  • Lucullus

    In response to Lee, I recently had the seven course menu (as Andy did) and had all of the same dishes, with the exception of the main dessert (which was an equally excellent Menton Lemon dish), so no, these are not “specials for repeat custom”. It’s true that the dishes aren’t available on the Three Course Menu but most are usually available A La Carte, with the exception of the Anjou Pigeon a la Presse. And yes, The Ritz continues to offer the best classical French food and the best overall fine dining experience in London.

  • Jean luc Alexandre

    I totally agree with Andy. This is the best restaurant in London food wise Why Michelin only gives one star to the Ritz will remain a mystery as deep as the origin a the Michu Picchu

  • Lee

    Great review, as always. I have been to the Ritz 4 times on the back of your recommendations. However, many of the dishes you've had I've never seen on the menu. How are you managing to get these?

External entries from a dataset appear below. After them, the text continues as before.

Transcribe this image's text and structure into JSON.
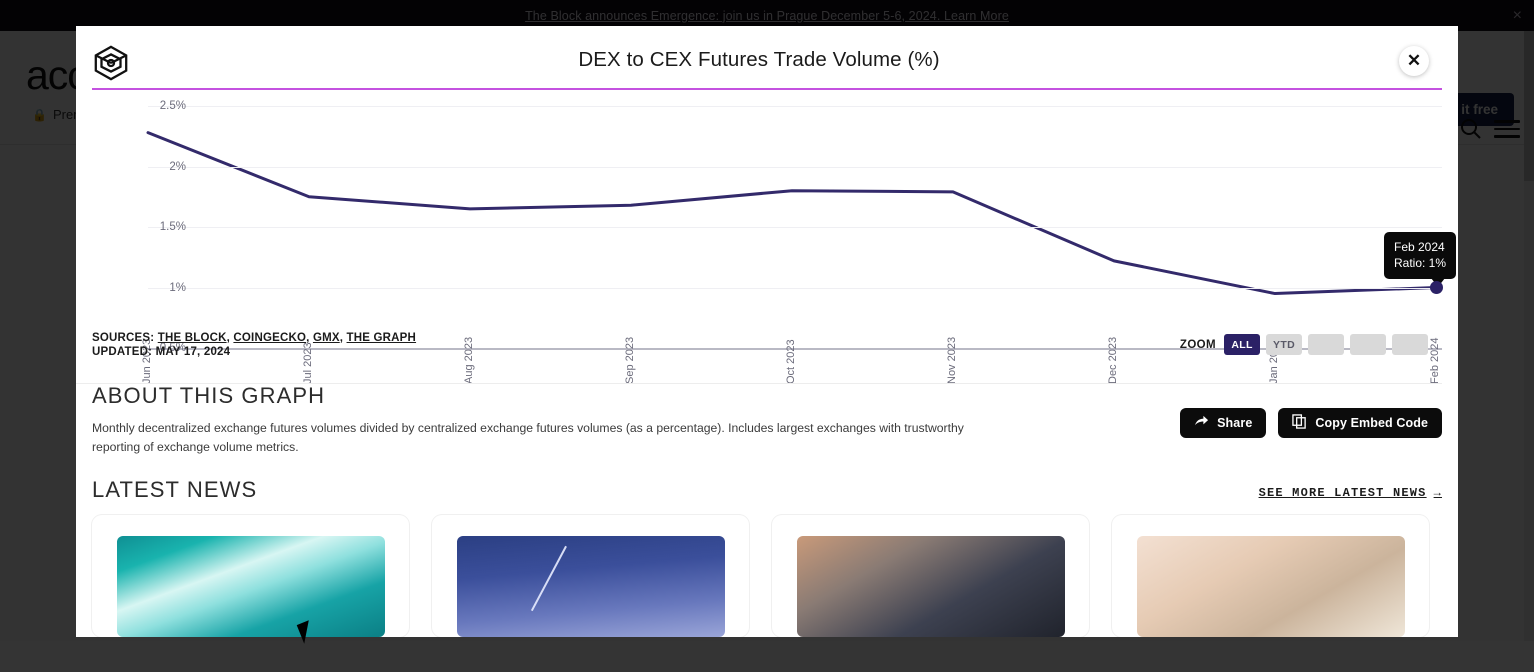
{
  "banner": {
    "text": "The Block announces Emergence: join us in Prague December 5-6, 2024. Learn More",
    "close_label": "×"
  },
  "site_header": {
    "brand": "acc",
    "premium_label": "Prem",
    "lock_icon": "🔒",
    "try_free_label": "Try it free",
    "search_icon": "search-icon",
    "menu_icon": "hamburger-menu-icon"
  },
  "modal": {
    "close_label": "✕",
    "logo_name": "the-block-cube-logo"
  },
  "chart_data": {
    "type": "line",
    "title": "DEX to CEX Futures Trade Volume (%)",
    "xlabel": "",
    "ylabel": "",
    "categories": [
      "Jun 2023",
      "Jul 2023",
      "Aug 2023",
      "Sep 2023",
      "Oct 2023",
      "Nov 2023",
      "Dec 2023",
      "Jan 2024",
      "Feb 2024"
    ],
    "series": [
      {
        "name": "Ratio",
        "values": [
          2.28,
          1.75,
          1.65,
          1.68,
          1.8,
          1.79,
          1.22,
          0.95,
          1.0
        ]
      }
    ],
    "ytick_labels": [
      "2.5%",
      "2%",
      "1.5%",
      "1%",
      "0.5%"
    ],
    "ytick_values": [
      2.5,
      2.0,
      1.5,
      1.0,
      0.5
    ],
    "ylim": [
      0.5,
      2.5
    ],
    "grid": true,
    "legend": "none",
    "line_color": "#332a6b",
    "accent_color": "#c452e0",
    "point_color": "#2b2166",
    "highlight_point": {
      "category": "Feb 2024",
      "value": 1.0,
      "tooltip_title": "Feb 2024",
      "tooltip_value": "Ratio: 1%"
    }
  },
  "meta": {
    "sources_label": "SOURCES:",
    "sources": [
      "THE BLOCK",
      "COINGECKO",
      "GMX",
      "THE GRAPH"
    ],
    "updated_label": "UPDATED:",
    "updated_value": "MAY 17, 2024"
  },
  "zoom_control": {
    "label": "ZOOM",
    "buttons": [
      {
        "label": "ALL",
        "active": true
      },
      {
        "label": "YTD",
        "active": false
      },
      {
        "label": "",
        "active": false
      },
      {
        "label": "",
        "active": false
      },
      {
        "label": "",
        "active": false
      }
    ]
  },
  "about": {
    "heading": "ABOUT THIS GRAPH",
    "body": "Monthly decentralized exchange futures volumes divided by centralized exchange futures volumes (as a percentage). Includes largest exchanges with trustworthy reporting of exchange volume metrics.",
    "share_label": "Share",
    "share_icon": "share-arrow-icon",
    "embed_label": "Copy Embed Code",
    "embed_icon": "copy-icon"
  },
  "news": {
    "heading": "LATEST NEWS",
    "see_more_label": "SEE MORE LATEST NEWS",
    "see_more_arrow": "→",
    "cards": [
      {
        "thumb": "iceberg-aerial-photo"
      },
      {
        "thumb": "night-sky-comet-photo"
      },
      {
        "thumb": "credit-cards-photo"
      },
      {
        "thumb": "cash-money-photo"
      }
    ]
  }
}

Are they specials for your repeat custom?

  • Edesia

    I spent most of my life thinking it was Pudding on the Ritz and a song about dessert.